Records provided:

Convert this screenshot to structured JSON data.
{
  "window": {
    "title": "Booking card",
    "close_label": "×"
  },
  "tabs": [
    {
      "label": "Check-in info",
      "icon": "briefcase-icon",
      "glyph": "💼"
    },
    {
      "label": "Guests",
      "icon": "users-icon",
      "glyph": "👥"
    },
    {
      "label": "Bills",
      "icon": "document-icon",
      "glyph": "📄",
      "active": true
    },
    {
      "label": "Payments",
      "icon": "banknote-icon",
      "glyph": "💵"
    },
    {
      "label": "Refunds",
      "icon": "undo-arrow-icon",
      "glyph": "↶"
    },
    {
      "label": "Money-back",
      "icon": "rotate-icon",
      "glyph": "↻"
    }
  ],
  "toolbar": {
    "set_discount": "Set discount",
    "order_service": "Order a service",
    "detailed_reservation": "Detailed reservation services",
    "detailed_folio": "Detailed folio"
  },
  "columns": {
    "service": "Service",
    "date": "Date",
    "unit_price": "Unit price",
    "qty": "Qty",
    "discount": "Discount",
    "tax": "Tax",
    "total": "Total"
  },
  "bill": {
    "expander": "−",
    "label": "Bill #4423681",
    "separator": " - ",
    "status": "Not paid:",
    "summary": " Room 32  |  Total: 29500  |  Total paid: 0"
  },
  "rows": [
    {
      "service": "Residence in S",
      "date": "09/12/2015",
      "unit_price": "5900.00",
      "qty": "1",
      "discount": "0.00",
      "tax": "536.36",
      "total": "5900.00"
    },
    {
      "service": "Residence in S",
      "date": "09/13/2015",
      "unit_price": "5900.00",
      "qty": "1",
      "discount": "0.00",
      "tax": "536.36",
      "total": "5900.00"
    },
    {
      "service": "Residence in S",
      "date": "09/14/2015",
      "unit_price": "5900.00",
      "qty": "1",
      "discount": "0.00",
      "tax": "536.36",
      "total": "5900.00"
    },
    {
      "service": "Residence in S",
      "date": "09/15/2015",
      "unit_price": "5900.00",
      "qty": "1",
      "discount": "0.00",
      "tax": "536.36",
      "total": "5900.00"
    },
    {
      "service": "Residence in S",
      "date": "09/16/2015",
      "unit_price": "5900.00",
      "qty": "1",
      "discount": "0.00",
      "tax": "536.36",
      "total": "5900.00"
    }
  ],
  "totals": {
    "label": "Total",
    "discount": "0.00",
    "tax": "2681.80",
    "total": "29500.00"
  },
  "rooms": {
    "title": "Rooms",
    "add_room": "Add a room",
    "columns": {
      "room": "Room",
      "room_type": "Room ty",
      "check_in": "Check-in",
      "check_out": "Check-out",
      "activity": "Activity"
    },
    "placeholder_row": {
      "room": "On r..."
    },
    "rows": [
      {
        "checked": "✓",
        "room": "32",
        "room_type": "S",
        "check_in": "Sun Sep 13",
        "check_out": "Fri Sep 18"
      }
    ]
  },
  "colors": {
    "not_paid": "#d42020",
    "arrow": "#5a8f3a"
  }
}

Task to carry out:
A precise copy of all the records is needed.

Problem solution:
Convert this screenshot to structured JSON data.
{
  "window": {
    "title": "Booking card",
    "close_label": "×"
  },
  "tabs": [
    {
      "label": "Check-in info",
      "icon": "briefcase-icon",
      "glyph": "💼"
    },
    {
      "label": "Guests",
      "icon": "users-icon",
      "glyph": "👥"
    },
    {
      "label": "Bills",
      "icon": "document-icon",
      "glyph": "📄",
      "active": true
    },
    {
      "label": "Payments",
      "icon": "banknote-icon",
      "glyph": "💵"
    },
    {
      "label": "Refunds",
      "icon": "undo-arrow-icon",
      "glyph": "↶"
    },
    {
      "label": "Money-back",
      "icon": "rotate-icon",
      "glyph": "↻"
    }
  ],
  "toolbar": {
    "set_discount": "Set discount",
    "order_service": "Order a service",
    "detailed_reservation": "Detailed reservation services",
    "detailed_folio": "Detailed folio"
  },
  "columns": {
    "service": "Service",
    "date": "Date",
    "unit_price": "Unit price",
    "qty": "Qty",
    "discount": "Discount",
    "tax": "Tax",
    "total": "Total"
  },
  "bill": {
    "expander": "−",
    "label": "Bill #4423681",
    "separator": " - ",
    "status": "Not paid:",
    "summary": " Room 32  |  Total: 29500  |  Total paid: 0"
  },
  "rows": [
    {
      "service": "Residence in S",
      "date": "09/12/2015",
      "unit_price": "5900.00",
      "qty": "1",
      "discount": "0.00",
      "tax": "536.36",
      "total": "5900.00"
    },
    {
      "service": "Residence in S",
      "date": "09/13/2015",
      "unit_price": "5900.00",
      "qty": "1",
      "discount": "0.00",
      "tax": "536.36",
      "total": "5900.00"
    },
    {
      "service": "Residence in S",
      "date": "09/14/2015",
      "unit_price": "5900.00",
      "qty": "1",
      "discount": "0.00",
      "tax": "536.36",
      "total": "5900.00"
    },
    {
      "service": "Residence in S",
      "date": "09/15/2015",
      "unit_price": "5900.00",
      "qty": "1",
      "discount": "0.00",
      "tax": "536.36",
      "total": "5900.00"
    },
    {
      "service": "Residence in S",
      "date": "09/16/2015",
      "unit_price": "5900.00",
      "qty": "1",
      "discount": "0.00",
      "tax": "536.36",
      "total": "5900.00"
    }
  ],
  "totals": {
    "label": "Total",
    "discount": "0.00",
    "tax": "2681.80",
    "total": "29500.00"
  },
  "rooms": {
    "title": "Rooms",
    "add_room": "Add a room",
    "columns": {
      "room": "Room",
      "room_type": "Room ty",
      "check_in": "Check-in",
      "check_out": "Check-out",
      "activity": "Activity"
    },
    "placeholder_row": {
      "room": "On r..."
    },
    "rows": [
      {
        "checked": "✓",
        "room": "32",
        "room_type": "S",
        "check_in": "Sun Sep 13",
        "check_out": "Fri Sep 18"
      }
    ]
  },
  "colors": {
    "not_paid": "#d42020",
    "arrow": "#5a8f3a"
  }
}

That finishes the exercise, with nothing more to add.